### Data items
▬▬▬▬▬▬

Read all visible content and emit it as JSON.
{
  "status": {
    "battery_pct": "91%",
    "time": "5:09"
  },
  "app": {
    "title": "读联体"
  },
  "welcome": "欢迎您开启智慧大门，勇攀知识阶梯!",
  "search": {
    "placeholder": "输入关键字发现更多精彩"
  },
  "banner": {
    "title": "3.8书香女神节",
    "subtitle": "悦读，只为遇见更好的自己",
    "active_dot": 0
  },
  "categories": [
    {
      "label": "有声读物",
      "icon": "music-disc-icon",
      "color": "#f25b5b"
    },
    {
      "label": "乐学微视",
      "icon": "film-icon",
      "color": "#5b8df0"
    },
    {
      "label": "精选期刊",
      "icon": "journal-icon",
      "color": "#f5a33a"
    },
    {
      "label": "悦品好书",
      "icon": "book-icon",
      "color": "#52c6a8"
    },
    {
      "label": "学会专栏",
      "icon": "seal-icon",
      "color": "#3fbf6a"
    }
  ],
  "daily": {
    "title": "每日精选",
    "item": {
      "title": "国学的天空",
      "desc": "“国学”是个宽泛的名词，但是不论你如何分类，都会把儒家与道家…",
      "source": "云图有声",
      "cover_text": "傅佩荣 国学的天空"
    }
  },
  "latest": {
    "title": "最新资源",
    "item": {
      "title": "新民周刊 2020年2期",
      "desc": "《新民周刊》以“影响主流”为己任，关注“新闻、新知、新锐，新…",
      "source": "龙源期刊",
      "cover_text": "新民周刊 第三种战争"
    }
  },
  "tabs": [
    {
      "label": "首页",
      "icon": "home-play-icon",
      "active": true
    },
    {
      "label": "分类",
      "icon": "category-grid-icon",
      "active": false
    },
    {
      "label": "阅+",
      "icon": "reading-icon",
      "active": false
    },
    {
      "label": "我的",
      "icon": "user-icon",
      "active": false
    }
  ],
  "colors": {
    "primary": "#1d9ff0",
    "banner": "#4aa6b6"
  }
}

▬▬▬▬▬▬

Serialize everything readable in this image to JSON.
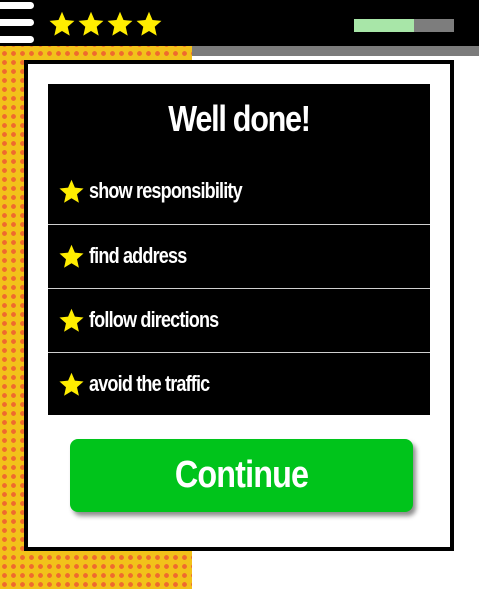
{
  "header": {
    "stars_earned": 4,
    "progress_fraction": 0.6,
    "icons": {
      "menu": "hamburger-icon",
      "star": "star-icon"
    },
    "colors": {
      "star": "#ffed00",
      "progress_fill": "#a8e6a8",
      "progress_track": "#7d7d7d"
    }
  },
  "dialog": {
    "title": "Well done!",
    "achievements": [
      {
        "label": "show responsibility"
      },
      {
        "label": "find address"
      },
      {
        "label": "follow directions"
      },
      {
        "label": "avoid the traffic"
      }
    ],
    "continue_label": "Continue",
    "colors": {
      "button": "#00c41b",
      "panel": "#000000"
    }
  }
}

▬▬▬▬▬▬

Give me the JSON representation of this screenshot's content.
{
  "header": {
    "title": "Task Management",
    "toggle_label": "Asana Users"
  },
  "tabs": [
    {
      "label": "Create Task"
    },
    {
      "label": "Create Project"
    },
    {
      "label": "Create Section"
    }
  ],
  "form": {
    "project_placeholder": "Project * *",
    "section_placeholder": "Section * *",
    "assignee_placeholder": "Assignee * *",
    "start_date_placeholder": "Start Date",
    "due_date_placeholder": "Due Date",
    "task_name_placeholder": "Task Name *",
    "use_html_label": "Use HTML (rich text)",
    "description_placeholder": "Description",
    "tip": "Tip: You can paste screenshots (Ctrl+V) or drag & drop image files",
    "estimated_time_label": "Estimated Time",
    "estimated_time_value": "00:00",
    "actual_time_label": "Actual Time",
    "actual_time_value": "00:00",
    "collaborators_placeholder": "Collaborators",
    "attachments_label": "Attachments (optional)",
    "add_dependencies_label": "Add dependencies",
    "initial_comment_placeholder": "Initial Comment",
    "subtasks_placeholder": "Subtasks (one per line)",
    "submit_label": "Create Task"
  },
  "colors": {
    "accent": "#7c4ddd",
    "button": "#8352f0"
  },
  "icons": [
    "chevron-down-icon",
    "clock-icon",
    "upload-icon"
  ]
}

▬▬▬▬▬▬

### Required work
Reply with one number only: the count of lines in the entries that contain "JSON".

### Exercise solution
3